- _Problem to work on_: What is the count of lines in the listing below that hold the string "March"? Reply with that number alone.

Data for review START

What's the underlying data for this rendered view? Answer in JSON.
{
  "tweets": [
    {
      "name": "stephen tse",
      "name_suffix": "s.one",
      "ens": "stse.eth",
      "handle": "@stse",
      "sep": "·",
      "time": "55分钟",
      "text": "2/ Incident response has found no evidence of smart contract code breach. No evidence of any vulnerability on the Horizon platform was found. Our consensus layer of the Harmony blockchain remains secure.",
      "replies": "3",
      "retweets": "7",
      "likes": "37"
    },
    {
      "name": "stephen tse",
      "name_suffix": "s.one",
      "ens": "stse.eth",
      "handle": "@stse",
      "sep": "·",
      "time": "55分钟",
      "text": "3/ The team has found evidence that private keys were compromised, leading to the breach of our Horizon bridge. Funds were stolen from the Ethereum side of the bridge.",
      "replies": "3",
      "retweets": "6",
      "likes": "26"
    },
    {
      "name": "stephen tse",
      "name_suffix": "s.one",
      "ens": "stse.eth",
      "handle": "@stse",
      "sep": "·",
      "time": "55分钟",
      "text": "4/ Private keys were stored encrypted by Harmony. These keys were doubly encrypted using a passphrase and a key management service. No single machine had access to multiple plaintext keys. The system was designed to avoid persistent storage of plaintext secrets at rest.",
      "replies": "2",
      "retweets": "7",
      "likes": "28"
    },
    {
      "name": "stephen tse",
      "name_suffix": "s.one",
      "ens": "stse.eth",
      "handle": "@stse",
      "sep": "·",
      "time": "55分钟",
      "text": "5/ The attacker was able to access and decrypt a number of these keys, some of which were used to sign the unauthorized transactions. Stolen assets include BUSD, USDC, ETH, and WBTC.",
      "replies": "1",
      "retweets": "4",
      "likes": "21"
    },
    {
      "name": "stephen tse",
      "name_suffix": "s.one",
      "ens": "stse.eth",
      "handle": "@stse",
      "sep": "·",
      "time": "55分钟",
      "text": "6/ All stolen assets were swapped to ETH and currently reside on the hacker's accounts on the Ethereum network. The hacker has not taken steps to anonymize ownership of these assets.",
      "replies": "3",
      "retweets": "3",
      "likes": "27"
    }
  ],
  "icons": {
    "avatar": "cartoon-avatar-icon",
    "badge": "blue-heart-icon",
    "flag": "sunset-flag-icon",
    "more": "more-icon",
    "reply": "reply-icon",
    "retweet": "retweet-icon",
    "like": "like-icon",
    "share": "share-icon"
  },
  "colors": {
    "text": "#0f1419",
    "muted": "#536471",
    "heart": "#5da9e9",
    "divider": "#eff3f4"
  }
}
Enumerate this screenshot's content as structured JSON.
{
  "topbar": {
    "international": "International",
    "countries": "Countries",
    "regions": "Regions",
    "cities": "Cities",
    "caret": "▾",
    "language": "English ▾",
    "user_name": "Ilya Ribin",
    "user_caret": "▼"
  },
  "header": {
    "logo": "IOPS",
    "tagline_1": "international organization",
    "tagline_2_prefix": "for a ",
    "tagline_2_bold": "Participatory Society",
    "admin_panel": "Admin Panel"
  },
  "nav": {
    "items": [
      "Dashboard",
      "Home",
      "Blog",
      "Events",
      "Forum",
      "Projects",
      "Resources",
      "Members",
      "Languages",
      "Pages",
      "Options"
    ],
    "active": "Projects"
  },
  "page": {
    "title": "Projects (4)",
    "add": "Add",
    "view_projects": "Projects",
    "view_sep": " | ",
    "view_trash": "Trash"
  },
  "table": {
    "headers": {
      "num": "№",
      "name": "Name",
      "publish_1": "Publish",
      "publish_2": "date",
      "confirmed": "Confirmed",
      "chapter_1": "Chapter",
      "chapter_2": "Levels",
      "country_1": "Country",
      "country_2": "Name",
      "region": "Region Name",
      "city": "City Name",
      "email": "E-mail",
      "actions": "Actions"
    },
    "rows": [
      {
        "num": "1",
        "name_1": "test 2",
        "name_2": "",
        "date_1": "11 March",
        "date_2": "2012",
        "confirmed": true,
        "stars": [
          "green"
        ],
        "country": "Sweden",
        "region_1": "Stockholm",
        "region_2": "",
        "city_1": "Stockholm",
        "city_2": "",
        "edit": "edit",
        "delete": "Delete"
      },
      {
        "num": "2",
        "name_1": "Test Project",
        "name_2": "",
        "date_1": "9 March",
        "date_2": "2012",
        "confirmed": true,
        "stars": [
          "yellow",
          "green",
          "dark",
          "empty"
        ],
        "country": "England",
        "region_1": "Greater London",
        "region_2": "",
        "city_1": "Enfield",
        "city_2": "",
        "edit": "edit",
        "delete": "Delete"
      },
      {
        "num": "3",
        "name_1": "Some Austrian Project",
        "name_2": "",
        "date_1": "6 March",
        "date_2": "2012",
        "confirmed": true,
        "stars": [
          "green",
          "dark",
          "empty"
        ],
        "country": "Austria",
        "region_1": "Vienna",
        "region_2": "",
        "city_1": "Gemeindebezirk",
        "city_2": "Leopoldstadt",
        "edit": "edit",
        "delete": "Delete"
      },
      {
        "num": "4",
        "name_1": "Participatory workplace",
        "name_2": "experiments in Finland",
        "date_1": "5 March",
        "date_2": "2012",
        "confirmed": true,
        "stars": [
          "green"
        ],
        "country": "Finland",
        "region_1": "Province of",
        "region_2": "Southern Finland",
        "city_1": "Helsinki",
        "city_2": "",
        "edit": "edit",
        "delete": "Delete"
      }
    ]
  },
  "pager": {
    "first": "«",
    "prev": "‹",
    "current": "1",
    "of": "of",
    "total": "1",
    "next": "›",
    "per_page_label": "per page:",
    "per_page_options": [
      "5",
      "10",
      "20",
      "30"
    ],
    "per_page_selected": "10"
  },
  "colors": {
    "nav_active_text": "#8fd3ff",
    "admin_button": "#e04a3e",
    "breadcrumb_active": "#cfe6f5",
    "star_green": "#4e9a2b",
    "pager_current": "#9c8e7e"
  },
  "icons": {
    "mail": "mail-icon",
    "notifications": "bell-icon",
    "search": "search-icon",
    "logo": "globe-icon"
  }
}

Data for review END

- _Output for this task_: 4